Component data from apps and pages
▬▬▬▬▬▬▬▬▬▬

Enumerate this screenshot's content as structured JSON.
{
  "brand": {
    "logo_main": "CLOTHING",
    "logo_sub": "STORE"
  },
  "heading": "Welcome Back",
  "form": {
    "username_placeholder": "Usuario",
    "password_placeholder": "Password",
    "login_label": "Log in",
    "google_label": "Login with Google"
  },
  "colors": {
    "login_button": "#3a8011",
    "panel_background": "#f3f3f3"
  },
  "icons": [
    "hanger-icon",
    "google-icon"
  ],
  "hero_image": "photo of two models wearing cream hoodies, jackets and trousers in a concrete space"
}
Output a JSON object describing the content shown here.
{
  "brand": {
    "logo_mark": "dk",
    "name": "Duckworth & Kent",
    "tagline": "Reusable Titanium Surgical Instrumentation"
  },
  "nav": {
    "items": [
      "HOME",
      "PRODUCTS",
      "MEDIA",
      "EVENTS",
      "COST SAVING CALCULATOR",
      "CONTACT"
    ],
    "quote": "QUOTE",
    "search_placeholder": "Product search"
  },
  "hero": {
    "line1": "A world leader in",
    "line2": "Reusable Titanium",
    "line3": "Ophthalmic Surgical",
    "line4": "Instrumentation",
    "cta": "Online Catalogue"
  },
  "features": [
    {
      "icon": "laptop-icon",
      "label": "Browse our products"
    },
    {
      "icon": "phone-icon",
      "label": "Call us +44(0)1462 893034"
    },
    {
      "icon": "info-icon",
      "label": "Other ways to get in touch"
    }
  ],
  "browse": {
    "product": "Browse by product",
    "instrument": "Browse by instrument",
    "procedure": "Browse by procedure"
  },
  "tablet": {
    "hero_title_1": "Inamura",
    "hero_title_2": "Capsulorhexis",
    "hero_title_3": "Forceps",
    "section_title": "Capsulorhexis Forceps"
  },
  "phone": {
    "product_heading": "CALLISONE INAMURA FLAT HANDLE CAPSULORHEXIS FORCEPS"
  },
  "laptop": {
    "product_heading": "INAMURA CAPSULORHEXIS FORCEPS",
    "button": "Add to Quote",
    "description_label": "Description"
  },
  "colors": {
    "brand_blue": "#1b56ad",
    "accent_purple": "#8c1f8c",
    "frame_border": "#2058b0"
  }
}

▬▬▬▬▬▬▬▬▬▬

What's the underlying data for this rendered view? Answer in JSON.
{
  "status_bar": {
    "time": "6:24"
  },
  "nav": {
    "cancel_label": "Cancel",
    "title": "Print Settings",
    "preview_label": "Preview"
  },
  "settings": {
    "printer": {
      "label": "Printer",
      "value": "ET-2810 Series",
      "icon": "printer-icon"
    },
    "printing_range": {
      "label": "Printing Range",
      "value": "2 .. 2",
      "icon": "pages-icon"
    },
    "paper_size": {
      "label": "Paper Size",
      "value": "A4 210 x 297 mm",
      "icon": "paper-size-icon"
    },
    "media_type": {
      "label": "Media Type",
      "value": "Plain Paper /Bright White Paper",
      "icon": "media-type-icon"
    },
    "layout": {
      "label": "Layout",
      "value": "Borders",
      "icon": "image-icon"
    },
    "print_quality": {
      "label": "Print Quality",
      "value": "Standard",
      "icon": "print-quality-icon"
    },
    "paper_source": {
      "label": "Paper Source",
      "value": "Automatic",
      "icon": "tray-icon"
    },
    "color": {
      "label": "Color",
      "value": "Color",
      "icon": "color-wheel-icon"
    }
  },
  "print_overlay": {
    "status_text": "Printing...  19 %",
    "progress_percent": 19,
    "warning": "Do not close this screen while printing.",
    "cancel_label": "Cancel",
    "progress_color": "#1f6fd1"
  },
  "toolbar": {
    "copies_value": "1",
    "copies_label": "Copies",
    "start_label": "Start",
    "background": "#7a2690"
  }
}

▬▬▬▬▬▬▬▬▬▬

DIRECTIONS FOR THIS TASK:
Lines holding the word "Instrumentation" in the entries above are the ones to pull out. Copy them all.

PROBLEM SOLUTION:
    "tagline": "Reusable Titanium Surgical Instrumentation"
    "line4": "Instrumentation",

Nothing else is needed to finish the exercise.